I was using Bismuth for its diamagnetic properties, but since I found the pyrolytic carbon I was left with a few pounds of Bismuth . So I decided to use it for another nice property of Bismuth which is its crystallization that builds structures looking like Inca pyramids.

I adapted a process from a middle age alchemist to create my crystals. Be careful that the following process involves heating at high temperatures with molten metal and requires appropriate heating protections, gloves, glasses, clothes, shoes etc. Here is how I do it: I put a few pounds of Bismuth in a pan and melt it completely with a gas torch (the melting point is 271 °C, ​520 °F). It is better to have a temperature a bit higher than the melting point that you can detect from the surface rather be in the yellowish color than the bluish colors. I skim any floating dirt to leave the shiny slivery surface and then I pour everything in a bowl that let the metal cool slowly. I use a stainless steel double wall round bowl that initially was used for ice. Then I let the metal cool for about 9 minutes for my 3 pounds until the surface is hard. In parallel I heat the end of an iron rod and after the top surface is hard I used the rod to pierce two hole to reach the molted metal still below the surface. I then immediately take the bowl with isolating handle and protections and empty the remaining liquid metal into the pan. I then let the metal to cool completely, to speed that process you can pour cold water on the bowl and the pan. Then I remove the cold Bismuth from the bowl and then break it with a hammer or use cutters if the holes are big enough. Once the process timing can need adjustment depending on the bowl size.

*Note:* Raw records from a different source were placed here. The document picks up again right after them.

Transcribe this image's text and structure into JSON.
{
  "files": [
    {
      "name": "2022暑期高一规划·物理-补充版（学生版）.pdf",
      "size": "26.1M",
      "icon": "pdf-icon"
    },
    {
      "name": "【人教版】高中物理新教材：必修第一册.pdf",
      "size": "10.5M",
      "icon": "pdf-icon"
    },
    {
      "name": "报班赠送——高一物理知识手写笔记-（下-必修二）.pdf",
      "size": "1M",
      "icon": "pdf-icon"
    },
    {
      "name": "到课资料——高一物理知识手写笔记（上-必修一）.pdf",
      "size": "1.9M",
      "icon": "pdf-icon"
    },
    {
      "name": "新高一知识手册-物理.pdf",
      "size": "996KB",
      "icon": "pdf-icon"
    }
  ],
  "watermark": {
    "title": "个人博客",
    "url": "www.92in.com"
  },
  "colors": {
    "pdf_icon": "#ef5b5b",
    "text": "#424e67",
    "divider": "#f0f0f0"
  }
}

I then get crystals like these ones cristals50.JPG1.jpg

I know some artist that use the crystals to make jewels or glue them on paintings to add effects.